[INFORMATION PROVIDED]

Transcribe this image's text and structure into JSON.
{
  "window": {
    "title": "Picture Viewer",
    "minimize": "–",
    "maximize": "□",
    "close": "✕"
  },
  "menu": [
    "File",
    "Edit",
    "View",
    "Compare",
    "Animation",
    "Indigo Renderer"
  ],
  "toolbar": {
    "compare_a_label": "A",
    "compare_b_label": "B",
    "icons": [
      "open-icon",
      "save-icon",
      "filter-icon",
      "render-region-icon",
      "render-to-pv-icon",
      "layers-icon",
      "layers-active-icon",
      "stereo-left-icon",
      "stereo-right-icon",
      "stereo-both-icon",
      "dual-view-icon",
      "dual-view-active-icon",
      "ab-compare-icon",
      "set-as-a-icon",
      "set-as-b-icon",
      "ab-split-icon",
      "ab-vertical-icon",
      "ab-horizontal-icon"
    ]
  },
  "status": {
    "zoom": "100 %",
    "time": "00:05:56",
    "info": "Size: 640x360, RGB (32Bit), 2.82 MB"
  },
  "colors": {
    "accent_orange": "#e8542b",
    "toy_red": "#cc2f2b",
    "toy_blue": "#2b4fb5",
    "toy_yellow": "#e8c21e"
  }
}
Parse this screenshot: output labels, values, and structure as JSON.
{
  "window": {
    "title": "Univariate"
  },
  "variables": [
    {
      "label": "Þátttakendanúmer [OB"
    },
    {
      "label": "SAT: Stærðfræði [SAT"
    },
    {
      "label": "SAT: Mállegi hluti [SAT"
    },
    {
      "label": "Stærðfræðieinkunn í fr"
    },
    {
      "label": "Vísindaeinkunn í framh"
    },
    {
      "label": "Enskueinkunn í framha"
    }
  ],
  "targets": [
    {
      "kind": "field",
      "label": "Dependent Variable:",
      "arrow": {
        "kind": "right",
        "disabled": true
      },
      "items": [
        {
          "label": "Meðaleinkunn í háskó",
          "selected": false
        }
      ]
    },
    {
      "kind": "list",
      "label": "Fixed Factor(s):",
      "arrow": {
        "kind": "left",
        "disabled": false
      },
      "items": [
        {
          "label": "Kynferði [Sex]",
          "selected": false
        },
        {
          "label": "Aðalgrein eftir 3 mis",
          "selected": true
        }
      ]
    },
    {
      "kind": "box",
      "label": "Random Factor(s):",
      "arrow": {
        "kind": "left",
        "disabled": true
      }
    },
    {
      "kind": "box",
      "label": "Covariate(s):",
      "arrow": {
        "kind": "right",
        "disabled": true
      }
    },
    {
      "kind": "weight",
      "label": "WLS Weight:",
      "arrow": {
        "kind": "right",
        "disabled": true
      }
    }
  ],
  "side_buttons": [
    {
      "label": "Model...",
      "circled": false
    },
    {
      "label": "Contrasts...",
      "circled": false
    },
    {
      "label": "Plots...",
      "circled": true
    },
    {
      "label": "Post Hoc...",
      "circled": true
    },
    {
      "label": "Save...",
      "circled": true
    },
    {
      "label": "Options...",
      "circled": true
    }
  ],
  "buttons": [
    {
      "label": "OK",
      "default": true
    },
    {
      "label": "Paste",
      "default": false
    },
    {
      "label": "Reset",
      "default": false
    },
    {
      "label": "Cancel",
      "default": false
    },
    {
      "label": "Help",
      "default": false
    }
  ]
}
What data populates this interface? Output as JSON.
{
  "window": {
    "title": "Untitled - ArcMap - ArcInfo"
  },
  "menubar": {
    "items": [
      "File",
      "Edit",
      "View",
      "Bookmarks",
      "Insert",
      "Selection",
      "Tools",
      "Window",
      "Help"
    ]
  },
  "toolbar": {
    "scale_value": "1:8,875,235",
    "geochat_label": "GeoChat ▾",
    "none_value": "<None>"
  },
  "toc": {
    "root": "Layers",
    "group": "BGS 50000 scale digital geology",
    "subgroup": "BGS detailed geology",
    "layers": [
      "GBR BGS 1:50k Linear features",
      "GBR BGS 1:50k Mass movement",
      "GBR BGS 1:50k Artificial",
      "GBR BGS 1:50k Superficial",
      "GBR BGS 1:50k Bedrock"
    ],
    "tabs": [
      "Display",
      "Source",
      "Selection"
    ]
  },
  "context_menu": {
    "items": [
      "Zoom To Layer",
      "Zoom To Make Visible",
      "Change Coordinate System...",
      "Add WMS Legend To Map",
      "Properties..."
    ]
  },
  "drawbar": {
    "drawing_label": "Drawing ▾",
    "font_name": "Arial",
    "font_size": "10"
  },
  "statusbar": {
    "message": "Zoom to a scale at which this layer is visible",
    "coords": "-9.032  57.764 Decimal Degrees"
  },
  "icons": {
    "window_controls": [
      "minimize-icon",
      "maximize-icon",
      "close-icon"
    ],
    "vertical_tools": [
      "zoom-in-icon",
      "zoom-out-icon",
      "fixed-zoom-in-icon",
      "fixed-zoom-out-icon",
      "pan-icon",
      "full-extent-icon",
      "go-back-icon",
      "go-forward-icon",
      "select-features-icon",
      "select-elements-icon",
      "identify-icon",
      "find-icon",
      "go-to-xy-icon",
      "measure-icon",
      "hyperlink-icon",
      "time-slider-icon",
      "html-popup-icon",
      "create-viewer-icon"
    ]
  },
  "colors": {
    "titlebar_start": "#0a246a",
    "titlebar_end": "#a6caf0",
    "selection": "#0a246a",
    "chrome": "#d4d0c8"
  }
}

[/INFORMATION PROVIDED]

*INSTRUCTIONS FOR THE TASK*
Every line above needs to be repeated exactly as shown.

*FINISHED EXERCISE*
Transcribe this image's text and structure into JSON.
{
  "window": {
    "title": "Picture Viewer",
    "minimize": "–",
    "maximize": "□",
    "close": "✕"
  },
  "menu": [
    "File",
    "Edit",
    "View",
    "Compare",
    "Animation",
    "Indigo Renderer"
  ],
  "toolbar": {
    "compare_a_label": "A",
    "compare_b_label": "B",
    "icons": [
      "open-icon",
      "save-icon",
      "filter-icon",
      "render-region-icon",
      "render-to-pv-icon",
      "layers-icon",
      "layers-active-icon",
      "stereo-left-icon",
      "stereo-right-icon",
      "stereo-both-icon",
      "dual-view-icon",
      "dual-view-active-icon",
      "ab-compare-icon",
      "set-as-a-icon",
      "set-as-b-icon",
      "ab-split-icon",
      "ab-vertical-icon",
      "ab-horizontal-icon"
    ]
  },
  "status": {
    "zoom": "100 %",
    "time": "00:05:56",
    "info": "Size: 640x360, RGB (32Bit), 2.82 MB"
  },
  "colors": {
    "accent_orange": "#e8542b",
    "toy_red": "#cc2f2b",
    "toy_blue": "#2b4fb5",
    "toy_yellow": "#e8c21e"
  }
}
Parse this screenshot: output labels, values, and structure as JSON.
{
  "window": {
    "title": "Univariate"
  },
  "variables": [
    {
      "label": "Þátttakendanúmer [OB"
    },
    {
      "label": "SAT: Stærðfræði [SAT"
    },
    {
      "label": "SAT: Mállegi hluti [SAT"
    },
    {
      "label": "Stærðfræðieinkunn í fr"
    },
    {
      "label": "Vísindaeinkunn í framh"
    },
    {
      "label": "Enskueinkunn í framha"
    }
  ],
  "targets": [
    {
      "kind": "field",
      "label": "Dependent Variable:",
      "arrow": {
        "kind": "right",
        "disabled": true
      },
      "items": [
        {
          "label": "Meðaleinkunn í háskó",
          "selected": false
        }
      ]
    },
    {
      "kind": "list",
      "label": "Fixed Factor(s):",
      "arrow": {
        "kind": "left",
        "disabled": false
      },
      "items": [
        {
          "label": "Kynferði [Sex]",
          "selected": false
        },
        {
          "label": "Aðalgrein eftir 3 mis",
          "selected": true
        }
      ]
    },
    {
      "kind": "box",
      "label": "Random Factor(s):",
      "arrow": {
        "kind": "left",
        "disabled": true
      }
    },
    {
      "kind": "box",
      "label": "Covariate(s):",
      "arrow": {
        "kind": "right",
        "disabled": true
      }
    },
    {
      "kind": "weight",
      "label": "WLS Weight:",
      "arrow": {
        "kind": "right",
        "disabled": true
      }
    }
  ],
  "side_buttons": [
    {
      "label": "Model...",
      "circled": false
    },
    {
      "label": "Contrasts...",
      "circled": false
    },
    {
      "label": "Plots...",
      "circled": true
    },
    {
      "label": "Post Hoc...",
      "circled": true
    },
    {
      "label": "Save...",
      "circled": true
    },
    {
      "label": "Options...",
      "circled": true
    }
  ],
  "buttons": [
    {
      "label": "OK",
      "default": true
    },
    {
      "label": "Paste",
      "default": false
    },
    {
      "label": "Reset",
      "default": false
    },
    {
      "label": "Cancel",
      "default": false
    },
    {
      "label": "Help",
      "default": false
    }
  ]
}
What data populates this interface? Output as JSON.
{
  "window": {
    "title": "Untitled - ArcMap - ArcInfo"
  },
  "menubar": {
    "items": [
      "File",
      "Edit",
      "View",
      "Bookmarks",
      "Insert",
      "Selection",
      "Tools",
      "Window",
      "Help"
    ]
  },
  "toolbar": {
    "scale_value": "1:8,875,235",
    "geochat_label": "GeoChat ▾",
    "none_value": "<None>"
  },
  "toc": {
    "root": "Layers",
    "group": "BGS 50000 scale digital geology",
    "subgroup": "BGS detailed geology",
    "layers": [
      "GBR BGS 1:50k Linear features",
      "GBR BGS 1:50k Mass movement",
      "GBR BGS 1:50k Artificial",
      "GBR BGS 1:50k Superficial",
      "GBR BGS 1:50k Bedrock"
    ],
    "tabs": [
      "Display",
      "Source",
      "Selection"
    ]
  },
  "context_menu": {
    "items": [
      "Zoom To Layer",
      "Zoom To Make Visible",
      "Change Coordinate System...",
      "Add WMS Legend To Map",
      "Properties..."
    ]
  },
  "drawbar": {
    "drawing_label": "Drawing ▾",
    "font_name": "Arial",
    "font_size": "10"
  },
  "statusbar": {
    "message": "Zoom to a scale at which this layer is visible",
    "coords": "-9.032  57.764 Decimal Degrees"
  },
  "icons": {
    "window_controls": [
      "minimize-icon",
      "maximize-icon",
      "close-icon"
    ],
    "vertical_tools": [
      "zoom-in-icon",
      "zoom-out-icon",
      "fixed-zoom-in-icon",
      "fixed-zoom-out-icon",
      "pan-icon",
      "full-extent-icon",
      "go-back-icon",
      "go-forward-icon",
      "select-features-icon",
      "select-elements-icon",
      "identify-icon",
      "find-icon",
      "go-to-xy-icon",
      "measure-icon",
      "hyperlink-icon",
      "time-slider-icon",
      "html-popup-icon",
      "create-viewer-icon"
    ]
  },
  "colors": {
    "titlebar_start": "#0a246a",
    "titlebar_end": "#a6caf0",
    "selection": "#0a246a",
    "chrome": "#d4d0c8"
  }
}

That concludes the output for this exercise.